I couldn't let the end of the month go by without getting out for one last visit to a couple of little streams that are relatively nearby. Unfortunately, the only streams that can be fished for the next month and a half are the Class 1, which puts a damper on the search for wild trout. While I'm sure that I will visit some Class 1 streams during the restricted period, all other stream walks will be of the scouting variety. Today I went back to my recently posted stream to see if the rain and snow melt had brought any of its residents to life. The answer was an unequivocal no. Rather than return home discouraged I went to a nearby stream, most of which I had never seen. While I saw a number a great looking pools and riffles, nothing responded to the flies that I drifted downstream. In spite of the lack of luck finding any fish, on my way back to the truck I decided to fish a section that I had skipped on my way upstream. I was more that surprised when the brown trout pictured below came up from behind the Picket Pin I was slowly retrieving and nailed it on its second attempt. It is very unlikely that this stream receives any stocked fish. A few of my DEP fisheries friends looked at the photo and all thought that this was in fact a wild fish. A very nice way to end month.

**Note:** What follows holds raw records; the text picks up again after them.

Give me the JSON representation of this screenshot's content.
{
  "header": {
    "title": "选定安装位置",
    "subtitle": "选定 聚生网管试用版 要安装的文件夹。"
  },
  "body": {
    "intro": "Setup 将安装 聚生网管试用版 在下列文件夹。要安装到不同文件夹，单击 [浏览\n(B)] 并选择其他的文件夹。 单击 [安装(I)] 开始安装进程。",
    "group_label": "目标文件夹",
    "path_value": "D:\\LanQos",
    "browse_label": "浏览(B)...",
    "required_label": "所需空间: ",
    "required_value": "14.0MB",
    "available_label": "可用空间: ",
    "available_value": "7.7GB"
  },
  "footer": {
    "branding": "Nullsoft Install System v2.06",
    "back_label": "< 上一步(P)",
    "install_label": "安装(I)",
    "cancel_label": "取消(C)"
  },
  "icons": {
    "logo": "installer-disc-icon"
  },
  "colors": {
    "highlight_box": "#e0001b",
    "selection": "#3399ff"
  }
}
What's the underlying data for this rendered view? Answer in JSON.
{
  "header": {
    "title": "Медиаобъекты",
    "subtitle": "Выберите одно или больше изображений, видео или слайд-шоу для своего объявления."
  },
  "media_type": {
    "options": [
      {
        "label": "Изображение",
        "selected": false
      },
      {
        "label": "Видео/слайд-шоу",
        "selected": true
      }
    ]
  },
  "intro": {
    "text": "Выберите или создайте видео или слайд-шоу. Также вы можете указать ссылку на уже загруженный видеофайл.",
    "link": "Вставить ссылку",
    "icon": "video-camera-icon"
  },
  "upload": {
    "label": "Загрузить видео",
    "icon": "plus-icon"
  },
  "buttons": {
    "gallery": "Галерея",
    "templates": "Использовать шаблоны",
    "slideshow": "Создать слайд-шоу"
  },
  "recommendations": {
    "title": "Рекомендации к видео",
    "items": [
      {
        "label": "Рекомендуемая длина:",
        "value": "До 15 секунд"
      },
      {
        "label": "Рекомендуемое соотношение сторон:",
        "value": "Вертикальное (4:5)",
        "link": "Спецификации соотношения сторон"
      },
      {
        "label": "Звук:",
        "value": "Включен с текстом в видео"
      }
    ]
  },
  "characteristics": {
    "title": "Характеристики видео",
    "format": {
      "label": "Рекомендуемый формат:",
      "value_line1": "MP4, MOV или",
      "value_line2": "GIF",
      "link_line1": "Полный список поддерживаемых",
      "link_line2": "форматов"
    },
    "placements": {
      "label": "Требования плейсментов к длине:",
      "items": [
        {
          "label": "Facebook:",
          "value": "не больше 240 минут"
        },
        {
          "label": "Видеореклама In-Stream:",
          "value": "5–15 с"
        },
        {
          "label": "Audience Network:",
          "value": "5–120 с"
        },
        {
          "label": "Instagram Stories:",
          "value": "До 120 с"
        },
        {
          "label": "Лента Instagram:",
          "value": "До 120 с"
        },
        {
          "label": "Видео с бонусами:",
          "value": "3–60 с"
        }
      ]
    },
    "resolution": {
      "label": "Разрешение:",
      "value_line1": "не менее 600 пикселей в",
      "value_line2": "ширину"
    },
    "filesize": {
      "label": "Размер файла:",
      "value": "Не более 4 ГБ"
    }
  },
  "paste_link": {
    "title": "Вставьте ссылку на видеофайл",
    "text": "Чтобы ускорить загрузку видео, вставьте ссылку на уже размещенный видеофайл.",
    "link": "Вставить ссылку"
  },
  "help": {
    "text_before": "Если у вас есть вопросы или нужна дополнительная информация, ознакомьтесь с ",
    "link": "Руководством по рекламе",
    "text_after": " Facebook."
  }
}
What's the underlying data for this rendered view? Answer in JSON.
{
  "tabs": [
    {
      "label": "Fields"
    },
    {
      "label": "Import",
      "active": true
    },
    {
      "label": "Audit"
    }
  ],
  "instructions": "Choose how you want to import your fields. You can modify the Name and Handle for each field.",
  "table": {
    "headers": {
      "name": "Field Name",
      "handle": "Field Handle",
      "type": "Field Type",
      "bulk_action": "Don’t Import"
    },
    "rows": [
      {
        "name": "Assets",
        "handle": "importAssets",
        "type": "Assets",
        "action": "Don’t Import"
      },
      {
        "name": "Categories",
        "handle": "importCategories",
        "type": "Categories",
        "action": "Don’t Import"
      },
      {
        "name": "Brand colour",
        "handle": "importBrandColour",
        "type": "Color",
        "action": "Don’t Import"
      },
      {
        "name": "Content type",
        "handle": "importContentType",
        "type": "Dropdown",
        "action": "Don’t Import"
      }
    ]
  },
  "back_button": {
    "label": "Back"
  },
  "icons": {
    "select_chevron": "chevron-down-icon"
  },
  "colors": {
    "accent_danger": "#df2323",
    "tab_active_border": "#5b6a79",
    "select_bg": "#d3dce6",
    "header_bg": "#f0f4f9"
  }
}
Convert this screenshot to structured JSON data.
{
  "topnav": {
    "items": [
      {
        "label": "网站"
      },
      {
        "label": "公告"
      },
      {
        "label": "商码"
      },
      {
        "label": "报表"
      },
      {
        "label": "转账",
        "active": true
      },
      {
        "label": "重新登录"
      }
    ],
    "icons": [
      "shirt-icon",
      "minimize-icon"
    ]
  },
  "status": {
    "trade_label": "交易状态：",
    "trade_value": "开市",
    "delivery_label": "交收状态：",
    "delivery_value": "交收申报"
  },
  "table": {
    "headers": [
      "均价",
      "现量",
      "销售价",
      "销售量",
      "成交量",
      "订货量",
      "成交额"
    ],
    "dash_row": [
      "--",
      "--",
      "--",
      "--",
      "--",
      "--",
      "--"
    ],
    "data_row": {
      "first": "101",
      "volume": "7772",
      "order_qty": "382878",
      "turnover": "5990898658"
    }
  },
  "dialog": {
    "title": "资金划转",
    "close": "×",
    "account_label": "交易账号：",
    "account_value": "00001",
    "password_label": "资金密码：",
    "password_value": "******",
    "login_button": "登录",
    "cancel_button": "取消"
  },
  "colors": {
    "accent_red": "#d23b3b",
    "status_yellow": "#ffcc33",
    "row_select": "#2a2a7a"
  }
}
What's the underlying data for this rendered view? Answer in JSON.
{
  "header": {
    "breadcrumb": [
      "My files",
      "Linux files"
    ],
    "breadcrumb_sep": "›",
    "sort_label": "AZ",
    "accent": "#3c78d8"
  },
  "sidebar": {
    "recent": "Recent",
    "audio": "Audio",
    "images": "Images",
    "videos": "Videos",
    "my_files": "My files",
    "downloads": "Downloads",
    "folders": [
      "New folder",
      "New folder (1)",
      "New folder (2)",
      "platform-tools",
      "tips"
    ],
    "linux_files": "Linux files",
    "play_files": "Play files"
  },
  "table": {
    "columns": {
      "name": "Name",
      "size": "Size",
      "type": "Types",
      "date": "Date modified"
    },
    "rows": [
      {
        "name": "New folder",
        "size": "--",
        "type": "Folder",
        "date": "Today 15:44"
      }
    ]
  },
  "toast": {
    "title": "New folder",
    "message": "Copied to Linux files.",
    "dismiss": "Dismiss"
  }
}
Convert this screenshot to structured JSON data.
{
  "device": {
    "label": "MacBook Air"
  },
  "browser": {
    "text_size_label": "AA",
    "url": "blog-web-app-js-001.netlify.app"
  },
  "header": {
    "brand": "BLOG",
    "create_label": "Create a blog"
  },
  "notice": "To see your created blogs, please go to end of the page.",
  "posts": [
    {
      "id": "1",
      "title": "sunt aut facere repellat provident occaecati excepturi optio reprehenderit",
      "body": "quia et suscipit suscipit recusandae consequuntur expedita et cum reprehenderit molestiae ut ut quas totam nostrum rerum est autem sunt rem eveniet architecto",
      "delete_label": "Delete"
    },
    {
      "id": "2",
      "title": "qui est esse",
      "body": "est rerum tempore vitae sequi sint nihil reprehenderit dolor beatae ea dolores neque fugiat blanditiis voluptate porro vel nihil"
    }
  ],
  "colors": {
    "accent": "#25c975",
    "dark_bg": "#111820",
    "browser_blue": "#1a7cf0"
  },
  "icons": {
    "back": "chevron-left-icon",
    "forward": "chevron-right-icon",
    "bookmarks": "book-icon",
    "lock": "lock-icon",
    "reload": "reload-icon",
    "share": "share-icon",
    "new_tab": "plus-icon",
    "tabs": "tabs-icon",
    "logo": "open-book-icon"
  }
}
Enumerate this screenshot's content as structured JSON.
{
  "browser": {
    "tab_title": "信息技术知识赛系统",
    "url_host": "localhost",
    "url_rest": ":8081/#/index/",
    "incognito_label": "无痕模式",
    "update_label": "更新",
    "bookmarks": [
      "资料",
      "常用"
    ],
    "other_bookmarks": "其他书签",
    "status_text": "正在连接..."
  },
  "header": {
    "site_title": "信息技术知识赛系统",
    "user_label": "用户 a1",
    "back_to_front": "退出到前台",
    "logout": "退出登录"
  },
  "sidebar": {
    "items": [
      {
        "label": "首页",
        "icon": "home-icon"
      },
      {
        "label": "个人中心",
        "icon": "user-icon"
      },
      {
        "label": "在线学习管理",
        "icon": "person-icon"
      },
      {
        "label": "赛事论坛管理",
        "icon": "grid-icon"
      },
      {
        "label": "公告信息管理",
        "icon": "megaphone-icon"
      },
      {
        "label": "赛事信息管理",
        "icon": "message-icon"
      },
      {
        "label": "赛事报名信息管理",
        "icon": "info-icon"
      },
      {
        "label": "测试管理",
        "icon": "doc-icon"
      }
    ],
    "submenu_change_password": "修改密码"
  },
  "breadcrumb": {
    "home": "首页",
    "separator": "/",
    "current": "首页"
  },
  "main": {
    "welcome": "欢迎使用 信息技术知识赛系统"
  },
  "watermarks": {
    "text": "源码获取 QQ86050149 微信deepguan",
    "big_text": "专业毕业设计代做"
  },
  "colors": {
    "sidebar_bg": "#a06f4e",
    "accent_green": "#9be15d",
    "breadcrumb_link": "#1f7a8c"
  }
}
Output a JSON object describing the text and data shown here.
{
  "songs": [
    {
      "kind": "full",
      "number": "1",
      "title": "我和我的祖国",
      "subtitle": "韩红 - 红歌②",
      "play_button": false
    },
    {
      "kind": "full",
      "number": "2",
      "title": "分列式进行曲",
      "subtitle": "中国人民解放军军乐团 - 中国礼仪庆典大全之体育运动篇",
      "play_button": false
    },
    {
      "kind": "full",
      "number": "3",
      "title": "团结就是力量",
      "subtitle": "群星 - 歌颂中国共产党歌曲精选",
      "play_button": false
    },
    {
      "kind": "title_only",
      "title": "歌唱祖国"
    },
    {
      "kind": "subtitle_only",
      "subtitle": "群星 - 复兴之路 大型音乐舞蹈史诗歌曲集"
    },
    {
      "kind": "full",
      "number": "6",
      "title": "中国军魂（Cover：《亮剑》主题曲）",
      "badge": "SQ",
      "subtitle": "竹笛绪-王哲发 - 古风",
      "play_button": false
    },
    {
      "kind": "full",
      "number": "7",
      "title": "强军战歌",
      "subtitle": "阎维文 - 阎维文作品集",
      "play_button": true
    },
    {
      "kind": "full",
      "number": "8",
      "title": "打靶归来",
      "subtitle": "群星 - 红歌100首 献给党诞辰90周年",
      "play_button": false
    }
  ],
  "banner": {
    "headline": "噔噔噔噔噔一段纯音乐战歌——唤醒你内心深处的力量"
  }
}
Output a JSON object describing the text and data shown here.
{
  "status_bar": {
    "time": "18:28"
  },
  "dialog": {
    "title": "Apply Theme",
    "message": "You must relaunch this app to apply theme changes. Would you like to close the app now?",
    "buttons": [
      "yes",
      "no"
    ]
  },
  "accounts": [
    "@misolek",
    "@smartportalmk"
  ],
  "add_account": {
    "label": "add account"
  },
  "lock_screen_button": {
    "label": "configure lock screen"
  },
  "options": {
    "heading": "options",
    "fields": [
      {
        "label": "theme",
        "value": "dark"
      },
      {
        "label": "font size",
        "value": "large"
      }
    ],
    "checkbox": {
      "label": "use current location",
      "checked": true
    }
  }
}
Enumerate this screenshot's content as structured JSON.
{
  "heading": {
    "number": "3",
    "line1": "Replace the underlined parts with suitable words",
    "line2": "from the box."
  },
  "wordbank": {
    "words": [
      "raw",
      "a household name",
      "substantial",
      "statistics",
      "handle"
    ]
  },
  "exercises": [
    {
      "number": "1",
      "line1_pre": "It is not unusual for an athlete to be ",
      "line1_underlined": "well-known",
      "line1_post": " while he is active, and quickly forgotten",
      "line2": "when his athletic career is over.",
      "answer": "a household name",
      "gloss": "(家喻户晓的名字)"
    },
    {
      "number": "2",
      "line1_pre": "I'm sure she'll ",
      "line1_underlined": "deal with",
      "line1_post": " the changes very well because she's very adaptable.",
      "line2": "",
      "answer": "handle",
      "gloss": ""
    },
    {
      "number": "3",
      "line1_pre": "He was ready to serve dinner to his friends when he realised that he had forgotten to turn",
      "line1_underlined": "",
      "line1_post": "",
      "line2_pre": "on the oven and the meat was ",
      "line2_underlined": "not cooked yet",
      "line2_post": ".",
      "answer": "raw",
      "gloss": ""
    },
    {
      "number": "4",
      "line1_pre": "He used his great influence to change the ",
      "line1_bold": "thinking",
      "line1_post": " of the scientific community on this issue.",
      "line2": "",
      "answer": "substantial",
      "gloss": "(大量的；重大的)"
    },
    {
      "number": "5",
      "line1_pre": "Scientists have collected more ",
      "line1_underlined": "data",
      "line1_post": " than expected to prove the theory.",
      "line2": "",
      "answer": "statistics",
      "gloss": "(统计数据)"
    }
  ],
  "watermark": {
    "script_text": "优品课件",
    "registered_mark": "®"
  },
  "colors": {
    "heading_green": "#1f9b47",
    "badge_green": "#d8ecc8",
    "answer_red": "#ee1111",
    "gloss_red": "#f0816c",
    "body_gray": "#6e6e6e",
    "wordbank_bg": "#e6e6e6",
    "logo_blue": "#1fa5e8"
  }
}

Wednesday, February 6, 2013
This time the stream was running very clear. I believe that I caught the same fish from my first post on this stream. Initially it hit a GO2 hare's ear nymph (a pattern by Rick Takahashi) but fell off quickly. Because it was kind of a tricky drift I opted to try a dry fly and see if it would react. I tied on a variation of the Hemingway caddis (black body and med dun hackle) and darned if it didn't take it just as I started to retrieve it at the end of the drift. Although I saw a couple more fish, this one was the only catch of the day. I definitely can't complain.